-this build also contains the historic "limited" strength policy files
-which contain restrictions on cryptographic strengths, but they must be
-specifically activated by updating the "crypto.policy" Security property
-(e.g. <java-home>/conf/security/java.security) to point to the appropriate
-directory.
+    unlimited:  These policy files contain no restrictions on cryptographic
+                strengths or algorithms
 
-Each subdirectory contains a complete policy configuration, and additional
-subdirectories can be added/removed to reflect local regulations.
+    limited:    These policy files contain more restricted cryptographic
+                strengths
 
-JCE for Java SE has been through the U.S. export review process.  The JCE
-framework, along with the various JCE providers that come standard with it
-(SunJCE, SunEC, SunPKCS11, SunMSCAPI, etc), is exportable from the
-United States.
+These files reside in <java-home>/conf/security/policy in the “unlimited”
+or “limited” subdirectories respectively.
 
-You are advised to consult your export/import control counsel or attorney
-to determine the exact requirements of your location, and what policy
-settings should be used.
+Each subdirectory contains a complete policy configuration,
+and subdirectories can be added/edited/removed to reflect your
+import or export control product requirements.
 
-Please see The Java(TM) Cryptography Architecture (JCA) Reference
-Guide and the java.security file for more information.
+Within a subdirectory, the effective policy is the combined minimum
+permissions of the grant statements in the file(s) matching the filename
+pattern "default_*.policy".  At least one grant is required.  For example:
+
+    limited   =  Export (all) + Import (limited)  =  Limited
+    unlimited =  Export (all) + Import (all)      =  Unlimited
+
+The effective exemption policy is the combined minimum permissions
+of the grant statements in the file(s) matching the filename pattern
+"exempt_*.policy".  Exemption grants are optional.  For example:
+
+    limited   =  grants exemption permissions, by which the
+                 effective policy can be circumvented.
+                 e.g.  KeyRecovery/KeyEscrow/KeyWeakening.
+
+Please see the Java Cryptography Architecture (JCA) documentation for
+additional information on these files and formats.
+
+YOU ARE ADVISED TO CONSULT YOUR EXPORT/IMPORT CONTROL COUNSEL OR ATTORNEY
+TO DETERMINE THE EXACT REQUIREMENTS.
+
+Please note that the JCE for Java SE, including the JCE framework,
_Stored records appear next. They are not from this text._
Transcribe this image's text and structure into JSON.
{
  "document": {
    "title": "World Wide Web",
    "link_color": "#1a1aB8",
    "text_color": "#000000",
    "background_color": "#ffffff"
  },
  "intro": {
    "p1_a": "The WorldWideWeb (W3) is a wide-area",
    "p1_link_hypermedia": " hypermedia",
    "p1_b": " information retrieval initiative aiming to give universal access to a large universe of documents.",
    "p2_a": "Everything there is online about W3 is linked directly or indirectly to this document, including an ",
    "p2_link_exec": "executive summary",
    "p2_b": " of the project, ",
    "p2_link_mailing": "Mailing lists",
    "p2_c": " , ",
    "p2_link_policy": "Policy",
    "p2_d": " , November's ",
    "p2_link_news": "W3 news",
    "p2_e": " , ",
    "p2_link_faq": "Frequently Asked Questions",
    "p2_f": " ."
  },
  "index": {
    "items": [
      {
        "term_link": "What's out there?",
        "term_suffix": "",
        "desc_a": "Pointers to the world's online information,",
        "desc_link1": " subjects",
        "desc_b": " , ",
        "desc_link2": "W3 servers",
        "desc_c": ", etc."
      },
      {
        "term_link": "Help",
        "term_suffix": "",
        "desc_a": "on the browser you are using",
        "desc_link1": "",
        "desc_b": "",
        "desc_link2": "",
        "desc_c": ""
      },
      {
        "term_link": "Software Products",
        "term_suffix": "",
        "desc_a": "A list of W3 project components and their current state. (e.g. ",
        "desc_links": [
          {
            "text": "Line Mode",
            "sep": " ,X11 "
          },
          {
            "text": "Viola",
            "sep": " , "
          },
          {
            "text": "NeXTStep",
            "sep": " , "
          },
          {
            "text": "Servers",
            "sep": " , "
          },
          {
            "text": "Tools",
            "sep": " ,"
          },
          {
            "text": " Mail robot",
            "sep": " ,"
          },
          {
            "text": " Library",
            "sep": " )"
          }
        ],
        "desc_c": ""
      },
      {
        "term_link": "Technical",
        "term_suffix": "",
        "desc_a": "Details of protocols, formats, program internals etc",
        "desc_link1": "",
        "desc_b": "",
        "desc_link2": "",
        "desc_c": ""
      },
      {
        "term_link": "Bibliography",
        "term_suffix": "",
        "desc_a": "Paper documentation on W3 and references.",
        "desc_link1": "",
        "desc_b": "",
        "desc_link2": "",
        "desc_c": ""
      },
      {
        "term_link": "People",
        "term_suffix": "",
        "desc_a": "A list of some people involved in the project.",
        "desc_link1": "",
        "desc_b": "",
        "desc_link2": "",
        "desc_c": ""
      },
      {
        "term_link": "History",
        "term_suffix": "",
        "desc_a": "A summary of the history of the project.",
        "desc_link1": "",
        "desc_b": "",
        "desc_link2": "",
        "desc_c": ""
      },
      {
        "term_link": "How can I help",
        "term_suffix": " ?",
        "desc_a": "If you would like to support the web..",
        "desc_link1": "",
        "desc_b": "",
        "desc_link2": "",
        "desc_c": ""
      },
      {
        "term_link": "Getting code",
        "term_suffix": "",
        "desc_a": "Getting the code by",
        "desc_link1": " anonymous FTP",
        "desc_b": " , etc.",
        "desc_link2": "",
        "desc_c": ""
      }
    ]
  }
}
+cryptographic policy files, and standard JCE providers provided with
+the Java SE, have been reviewed and approved for export as mass market
+encryption item by the US Bureau of Industry and Security.